Jonathan Watts – The Guardian, 06/11/2013
In the heart of Recife, a stadium pulsates with the cheers, chants and boos of more than 50,000 fans in belligerent, festive mood. Most are in their team colours, filling the ground with black, white and red, but a handful wear fancy dress: there’s an Elvis, Jesus, Superman, Centurion and Cobra (complete with giant plastic snake) adding to the carnival atmosphere already created by the batéria drummers and the pre-match barbecues and copious bottles of Skol.

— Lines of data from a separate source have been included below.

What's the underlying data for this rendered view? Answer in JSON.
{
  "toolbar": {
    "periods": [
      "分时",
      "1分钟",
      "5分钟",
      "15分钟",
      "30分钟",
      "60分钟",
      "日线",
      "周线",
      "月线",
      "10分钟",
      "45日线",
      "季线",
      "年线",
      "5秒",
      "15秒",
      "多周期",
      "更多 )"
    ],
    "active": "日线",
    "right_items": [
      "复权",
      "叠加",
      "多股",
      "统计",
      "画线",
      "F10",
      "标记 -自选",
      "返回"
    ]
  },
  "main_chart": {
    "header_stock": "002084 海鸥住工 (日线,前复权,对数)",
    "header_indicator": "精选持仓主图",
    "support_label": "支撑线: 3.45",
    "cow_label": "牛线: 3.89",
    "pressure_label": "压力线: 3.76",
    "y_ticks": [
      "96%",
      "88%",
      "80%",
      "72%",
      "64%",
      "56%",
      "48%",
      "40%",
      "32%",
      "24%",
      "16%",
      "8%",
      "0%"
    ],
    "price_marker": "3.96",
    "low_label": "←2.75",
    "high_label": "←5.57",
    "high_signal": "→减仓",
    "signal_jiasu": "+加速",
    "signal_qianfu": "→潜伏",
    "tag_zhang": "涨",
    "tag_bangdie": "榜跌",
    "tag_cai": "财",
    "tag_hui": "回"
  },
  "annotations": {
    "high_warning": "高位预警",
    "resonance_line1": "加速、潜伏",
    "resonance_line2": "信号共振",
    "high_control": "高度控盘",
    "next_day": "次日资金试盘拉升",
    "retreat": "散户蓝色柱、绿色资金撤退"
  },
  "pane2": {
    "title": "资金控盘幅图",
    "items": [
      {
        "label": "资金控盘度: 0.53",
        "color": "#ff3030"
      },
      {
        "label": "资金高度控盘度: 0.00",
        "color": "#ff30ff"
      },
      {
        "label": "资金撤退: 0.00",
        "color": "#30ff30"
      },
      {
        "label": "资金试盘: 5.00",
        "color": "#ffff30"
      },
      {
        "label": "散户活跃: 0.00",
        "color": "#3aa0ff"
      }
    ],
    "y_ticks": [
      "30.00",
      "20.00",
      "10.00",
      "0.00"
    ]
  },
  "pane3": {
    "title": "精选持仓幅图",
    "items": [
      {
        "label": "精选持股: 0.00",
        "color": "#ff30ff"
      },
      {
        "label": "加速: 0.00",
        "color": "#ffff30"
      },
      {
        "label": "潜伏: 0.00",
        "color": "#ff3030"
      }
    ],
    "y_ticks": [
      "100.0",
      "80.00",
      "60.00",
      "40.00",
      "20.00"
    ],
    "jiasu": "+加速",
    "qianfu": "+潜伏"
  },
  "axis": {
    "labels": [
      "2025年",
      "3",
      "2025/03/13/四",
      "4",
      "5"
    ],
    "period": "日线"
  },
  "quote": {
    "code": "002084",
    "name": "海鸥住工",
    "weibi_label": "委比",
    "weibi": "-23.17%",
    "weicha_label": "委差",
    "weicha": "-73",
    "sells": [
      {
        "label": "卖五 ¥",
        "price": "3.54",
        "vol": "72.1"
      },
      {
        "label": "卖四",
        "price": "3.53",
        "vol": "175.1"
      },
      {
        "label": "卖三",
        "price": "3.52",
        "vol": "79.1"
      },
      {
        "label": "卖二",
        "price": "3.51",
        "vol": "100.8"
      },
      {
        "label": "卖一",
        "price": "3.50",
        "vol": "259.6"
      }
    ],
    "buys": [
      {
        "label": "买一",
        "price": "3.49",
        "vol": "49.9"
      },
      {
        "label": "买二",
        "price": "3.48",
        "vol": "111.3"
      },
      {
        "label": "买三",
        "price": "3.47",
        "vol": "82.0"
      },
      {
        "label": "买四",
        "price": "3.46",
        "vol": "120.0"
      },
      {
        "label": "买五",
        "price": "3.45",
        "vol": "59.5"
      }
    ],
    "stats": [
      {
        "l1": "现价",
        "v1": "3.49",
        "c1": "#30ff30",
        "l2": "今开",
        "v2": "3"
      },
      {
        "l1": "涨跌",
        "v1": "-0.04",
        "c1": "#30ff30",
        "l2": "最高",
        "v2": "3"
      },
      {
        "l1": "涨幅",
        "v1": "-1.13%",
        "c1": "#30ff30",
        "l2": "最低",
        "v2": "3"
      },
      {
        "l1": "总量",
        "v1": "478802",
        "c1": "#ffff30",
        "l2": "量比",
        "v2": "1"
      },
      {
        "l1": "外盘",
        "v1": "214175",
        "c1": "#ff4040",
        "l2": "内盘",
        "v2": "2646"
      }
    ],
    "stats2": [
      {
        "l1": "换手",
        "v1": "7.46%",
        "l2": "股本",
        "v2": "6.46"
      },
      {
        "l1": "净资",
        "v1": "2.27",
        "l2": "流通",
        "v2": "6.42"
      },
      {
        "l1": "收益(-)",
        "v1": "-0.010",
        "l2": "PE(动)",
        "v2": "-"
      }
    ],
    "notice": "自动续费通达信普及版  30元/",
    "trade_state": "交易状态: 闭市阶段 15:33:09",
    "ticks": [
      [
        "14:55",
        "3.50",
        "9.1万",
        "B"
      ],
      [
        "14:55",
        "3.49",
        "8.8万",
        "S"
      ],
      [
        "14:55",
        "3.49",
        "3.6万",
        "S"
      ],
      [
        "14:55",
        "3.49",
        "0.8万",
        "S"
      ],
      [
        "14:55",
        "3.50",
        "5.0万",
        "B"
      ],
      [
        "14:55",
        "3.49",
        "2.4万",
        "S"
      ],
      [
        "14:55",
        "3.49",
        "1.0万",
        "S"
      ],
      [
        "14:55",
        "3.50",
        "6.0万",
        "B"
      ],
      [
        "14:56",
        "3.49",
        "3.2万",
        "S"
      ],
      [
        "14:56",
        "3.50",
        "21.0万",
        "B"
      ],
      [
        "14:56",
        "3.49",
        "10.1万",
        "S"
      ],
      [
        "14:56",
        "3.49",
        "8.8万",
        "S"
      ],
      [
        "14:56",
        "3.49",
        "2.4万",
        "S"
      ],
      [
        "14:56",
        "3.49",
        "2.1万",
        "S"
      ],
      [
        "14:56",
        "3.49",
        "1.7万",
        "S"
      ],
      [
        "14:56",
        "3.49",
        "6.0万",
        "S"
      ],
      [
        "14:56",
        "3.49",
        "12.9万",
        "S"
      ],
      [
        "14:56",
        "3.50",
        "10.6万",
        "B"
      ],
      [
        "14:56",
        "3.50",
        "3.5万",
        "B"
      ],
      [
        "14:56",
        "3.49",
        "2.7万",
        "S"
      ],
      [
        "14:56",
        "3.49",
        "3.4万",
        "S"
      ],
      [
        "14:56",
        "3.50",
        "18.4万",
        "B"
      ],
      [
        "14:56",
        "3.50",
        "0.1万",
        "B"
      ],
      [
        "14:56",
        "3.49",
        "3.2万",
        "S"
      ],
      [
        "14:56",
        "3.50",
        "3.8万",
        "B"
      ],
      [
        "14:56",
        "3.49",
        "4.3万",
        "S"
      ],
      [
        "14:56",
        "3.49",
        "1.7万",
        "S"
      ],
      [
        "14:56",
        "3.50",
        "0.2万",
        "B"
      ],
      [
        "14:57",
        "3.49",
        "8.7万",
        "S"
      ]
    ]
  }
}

The football is not bad either, with occasional touches of skill that would not be out of place at the highest level. Yet this is the home of Santa Cruz, a Serie C (third-division) Brazilian club from the north-east who claim the most devoted fans in the country, perhaps even the world. More often than not, this lowly team draw more fans than giants like Flamengo, Botafogo or Fluminense. For big derbies, attendances often outstrip those of Stamford Bridge or the Etihad.
But it is also in this heartland of Brazilian and world football that you can feel the greatest unease about the changes being wrought before next year’s World Cup finals. Violence, corruption, gentrification and the poor form of the national team have eroded confidence in Brazilian football, which is undergoing a painfully accelerated transition as a result of next year’s tournament. Attendances are down, violence is rampant, and the Brazilian Football Confederation (CBF) is fending off allegations of corruption, secrecy and mismanagement of the preparations for 2014.